There were also Odysseus-like wanderings along the way. As a sub-contracted artist for Anthropologie (via NYC-based Atlanta artist Michael Allen), Taylor created lofty scenery for their stores across the country—spending lengthy stints in various cities across the country, including Monterey, California; Austin, Texas; Chicago, Illinois; and Los Angeles, California—where he learned to surf. Perhaps this is where that damask wallpaper patch from "Ledo Road" comes in. The multi-talented Taylor, who is trained in murals and plaster work, often treated wallpaper to tea-staining, patching, artful tearing and other forms of decorative distressing for Anthropolgie stores.
Taylor is also trained in classical beaux arts and figurative painting with a fine arts degree from the University of Georgia. This background has allowed him to branch out from his abstract oeuvre. While his abstract works were done primarily in acrylics, the current works are begun in acrylic and then finished with more viscous oil paints. “Its been fun to break out the oil paints again after ten years,” says Taylor. “The colors are richer than acrylics and you get a nice depth and soft focus.” Even in abstract work, Taylor draws on his classical training. “You need to control your paint, not have it control you. Certainly there are some happy accidents, but first you need to have a good knowledge of color and good drafting skills. Line and composition are very important. But then you have to go beyond that and give the piece a loose, whipped-off feel.” These same forces are at work in Taylor’s current show, which blends figurative elements in an almost hallucinogenic swirl of rich color, shape and pattern that also renders them abstract to some degree. Indeed, canvases are even overlaid with swirling abstract lines and elliptical and diamond-shaped patterns.
Taylor cites old masters like Caravaggio, whom he labels “a bad ass,” as general inspirations for his works, as well as turn-of-the-century painters like Whistler and Sargent—“their handling of paint was so incredible. They could render a hand holding a wrinkled velvet glove in four brushstrokes and you could tell that the glove was velvet,” he marvels. Taylor also cites more modern artists like Willem de Kooning, a painter’s painter if there ever was one. “I love his line, his color, and his use of pinks, blues and candy greens. He made that palette acceptable. He had a very feminine palette, which is ironic since his paintings of women, themselves, were often grotesque.” One could say that elements of the de Kooning palette make their way into Taylor’s abstract and figurative works. As for contemporary artists, he admires American figurative painter Karim Hamid, dream-like NYC-based artist Inka Essenhigh, late Barcelona abstract painter Antonio Tápies and the late, great, messily raw, artist Francis Bacon, who combined figurative and abstract art.

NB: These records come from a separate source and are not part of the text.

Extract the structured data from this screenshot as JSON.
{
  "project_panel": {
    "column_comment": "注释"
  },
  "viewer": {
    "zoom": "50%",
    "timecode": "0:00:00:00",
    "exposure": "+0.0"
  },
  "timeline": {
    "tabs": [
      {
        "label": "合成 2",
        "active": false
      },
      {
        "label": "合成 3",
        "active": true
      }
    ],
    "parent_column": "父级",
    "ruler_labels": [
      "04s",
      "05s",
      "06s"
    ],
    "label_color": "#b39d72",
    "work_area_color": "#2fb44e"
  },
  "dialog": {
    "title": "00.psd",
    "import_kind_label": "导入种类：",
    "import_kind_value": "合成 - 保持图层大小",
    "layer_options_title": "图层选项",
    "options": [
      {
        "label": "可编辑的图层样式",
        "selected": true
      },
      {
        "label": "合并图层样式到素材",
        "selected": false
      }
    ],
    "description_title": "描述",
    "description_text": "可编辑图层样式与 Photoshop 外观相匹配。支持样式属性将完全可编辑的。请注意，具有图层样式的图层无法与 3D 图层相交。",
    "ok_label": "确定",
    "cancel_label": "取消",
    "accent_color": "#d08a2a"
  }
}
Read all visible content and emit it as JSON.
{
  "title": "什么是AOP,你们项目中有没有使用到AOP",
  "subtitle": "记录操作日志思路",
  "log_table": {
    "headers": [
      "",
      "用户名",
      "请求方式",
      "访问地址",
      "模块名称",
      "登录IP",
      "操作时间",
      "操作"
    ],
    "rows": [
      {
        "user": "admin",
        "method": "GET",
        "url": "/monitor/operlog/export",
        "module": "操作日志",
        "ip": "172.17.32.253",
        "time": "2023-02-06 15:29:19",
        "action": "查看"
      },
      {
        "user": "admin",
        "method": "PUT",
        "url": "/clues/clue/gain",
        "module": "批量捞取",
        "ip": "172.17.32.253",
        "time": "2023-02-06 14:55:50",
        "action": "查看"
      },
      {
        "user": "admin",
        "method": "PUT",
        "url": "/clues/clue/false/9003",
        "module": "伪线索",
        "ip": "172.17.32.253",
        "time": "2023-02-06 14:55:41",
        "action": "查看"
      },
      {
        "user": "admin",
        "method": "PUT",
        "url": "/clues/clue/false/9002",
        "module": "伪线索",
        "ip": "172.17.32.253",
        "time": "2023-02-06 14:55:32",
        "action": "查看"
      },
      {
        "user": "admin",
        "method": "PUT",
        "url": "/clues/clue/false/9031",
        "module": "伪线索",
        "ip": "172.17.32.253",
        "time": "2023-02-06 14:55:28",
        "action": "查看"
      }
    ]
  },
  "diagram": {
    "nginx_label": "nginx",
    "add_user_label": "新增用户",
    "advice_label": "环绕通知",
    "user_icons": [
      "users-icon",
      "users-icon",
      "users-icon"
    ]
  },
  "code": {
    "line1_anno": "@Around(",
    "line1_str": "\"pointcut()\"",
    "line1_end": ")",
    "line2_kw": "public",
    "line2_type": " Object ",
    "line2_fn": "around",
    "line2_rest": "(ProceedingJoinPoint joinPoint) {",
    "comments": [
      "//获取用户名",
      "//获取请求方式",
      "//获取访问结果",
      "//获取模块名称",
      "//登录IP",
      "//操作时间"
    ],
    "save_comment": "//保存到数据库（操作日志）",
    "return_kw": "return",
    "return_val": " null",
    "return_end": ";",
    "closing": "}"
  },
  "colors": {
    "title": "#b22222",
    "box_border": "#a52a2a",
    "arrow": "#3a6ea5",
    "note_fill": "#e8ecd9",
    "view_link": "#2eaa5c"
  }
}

Though Taylor has clearly relished his return to figurative art, he has not gotten abstract painting out of his system and expects to return to that mode of painting for his next collection of works. It remains to be seen if elements of his figurative work will somehow filter into his more formal abstracts, but he resolutely states, “I am not done with abstract yet.”

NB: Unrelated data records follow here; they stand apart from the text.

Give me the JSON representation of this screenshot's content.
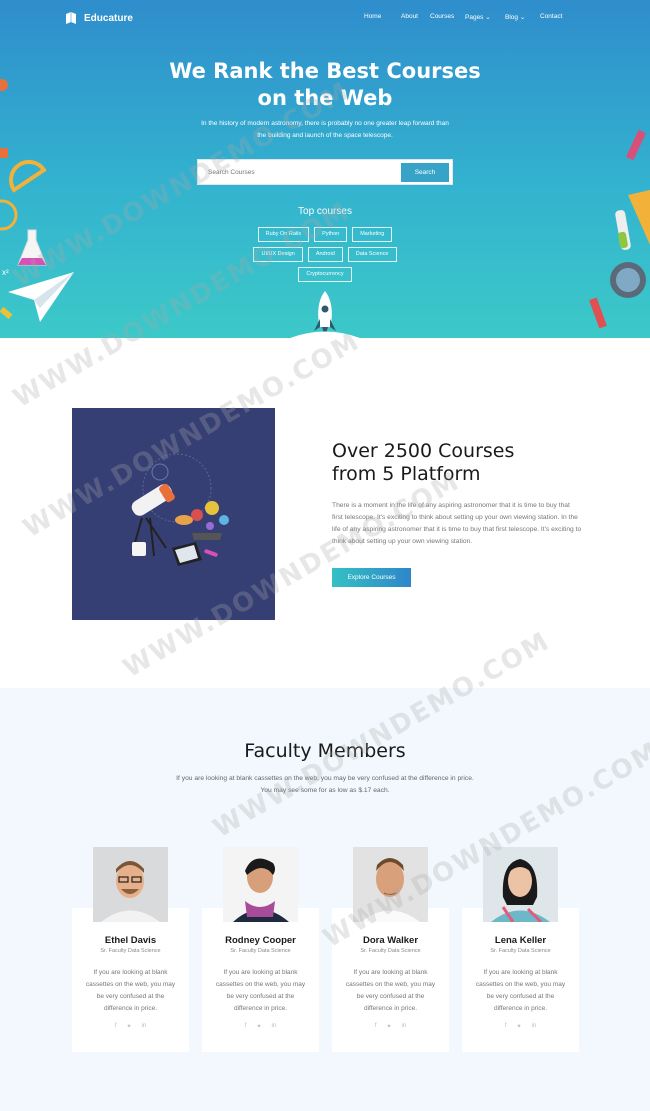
{
  "brand": {
    "name": "Educature"
  },
  "nav": {
    "items": [
      {
        "label": "Home",
        "active": true
      },
      {
        "label": "About"
      },
      {
        "label": "Courses"
      },
      {
        "label": "Pages",
        "dropdown": true
      },
      {
        "label": "Blog",
        "dropdown": true
      },
      {
        "label": "Contact"
      }
    ]
  },
  "hero": {
    "title_line1": "We Rank the Best Courses",
    "title_line2": "on the Web",
    "subtitle_line1": "In the history of modern astronomy, there is probably no one greater leap forward than",
    "subtitle_line2": "the building and launch of the space telescope.",
    "search_placeholder": "Search Courses",
    "search_button": "Search",
    "top_courses_title": "Top courses",
    "tags": [
      "Ruby On Rails",
      "Python",
      "Marketing",
      "UI/UX Design",
      "Android",
      "Data Science",
      "Cryptocurrency"
    ]
  },
  "about": {
    "title_line1": "Over 2500 Courses",
    "title_line2": "from 5 Platform",
    "text": "There is a moment in the life of any aspiring astronomer that it is time to buy that first telescope. It's exciting to think about setting up your own viewing station. In the life of any aspiring astronomer that it is time to buy that first telescope. It's exciting to think about setting up your own viewing station.",
    "button": "Explore Courses"
  },
  "faculty": {
    "title": "Faculty Members",
    "subtitle_line1": "If you are looking at blank cassettes on the web, you may be very confused at the difference in price.",
    "subtitle_line2": "You may see some for as low as $.17 each.",
    "members": [
      {
        "name": "Ethel Davis",
        "role": "Sr. Faculty Data Science",
        "text": "If you are looking at blank cassettes on the web, you may be very confused at the difference in price."
      },
      {
        "name": "Rodney Cooper",
        "role": "Sr. Faculty Data Science",
        "text": "If you are looking at blank cassettes on the web, you may be very confused at the difference in price."
      },
      {
        "name": "Dora Walker",
        "role": "Sr. Faculty Data Science",
        "text": "If you are looking at blank cassettes on the web, you may be very confused at the difference in price."
      },
      {
        "name": "Lena Keller",
        "role": "Sr. Faculty Data Science",
        "text": "If you are looking at blank cassettes on the web, you may be very confused at the difference in price."
      }
    ],
    "social_icons": [
      "facebook-icon",
      "twitter-icon",
      "linkedin-icon"
    ]
  },
  "watermark": "WWW.DOWNDEMO.COM",
  "colors": {
    "hero_top": "#2f8dcc",
    "hero_bottom": "#3cc9c8",
    "accent": "#37a4c7",
    "faculty_bg": "#f2f8fd",
    "about_image_bg": "#363f73"
  }
}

“Some Sort of Solitude: New Paintings by Tommy Taylor,” Feb. 24-March 31, opening reception Feb. 24, 7-10 PM, Whitespace Gallery, 814 Edgewood Ave. N.E., www.whitespace814.com Join Tommy Taylor Wed. March 28 at 6:30PM for an artist's talk about his new work at Whitespace.

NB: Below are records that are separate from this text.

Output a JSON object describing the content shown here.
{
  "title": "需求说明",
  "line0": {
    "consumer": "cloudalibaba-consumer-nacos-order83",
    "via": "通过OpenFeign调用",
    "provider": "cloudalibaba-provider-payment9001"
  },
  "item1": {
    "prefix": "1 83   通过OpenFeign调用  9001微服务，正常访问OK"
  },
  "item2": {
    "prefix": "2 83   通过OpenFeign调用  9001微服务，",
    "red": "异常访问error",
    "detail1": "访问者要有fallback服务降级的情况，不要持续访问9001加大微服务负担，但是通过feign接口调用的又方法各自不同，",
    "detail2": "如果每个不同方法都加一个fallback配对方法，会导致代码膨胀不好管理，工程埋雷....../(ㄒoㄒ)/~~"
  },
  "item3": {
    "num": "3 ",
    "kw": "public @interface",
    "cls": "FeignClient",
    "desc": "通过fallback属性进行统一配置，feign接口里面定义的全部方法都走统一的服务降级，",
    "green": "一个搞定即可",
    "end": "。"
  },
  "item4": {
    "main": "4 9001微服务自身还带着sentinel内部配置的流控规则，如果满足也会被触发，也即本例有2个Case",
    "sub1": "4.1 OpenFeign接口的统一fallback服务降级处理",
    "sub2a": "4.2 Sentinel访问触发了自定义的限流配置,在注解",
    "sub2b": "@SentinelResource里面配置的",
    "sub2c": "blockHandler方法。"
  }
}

SEE MORE IMAGES OF TOMMY TAYLOR'S CURRENT WORKS AND HIS STUDIO IN THE SLIDESHOW BELOW.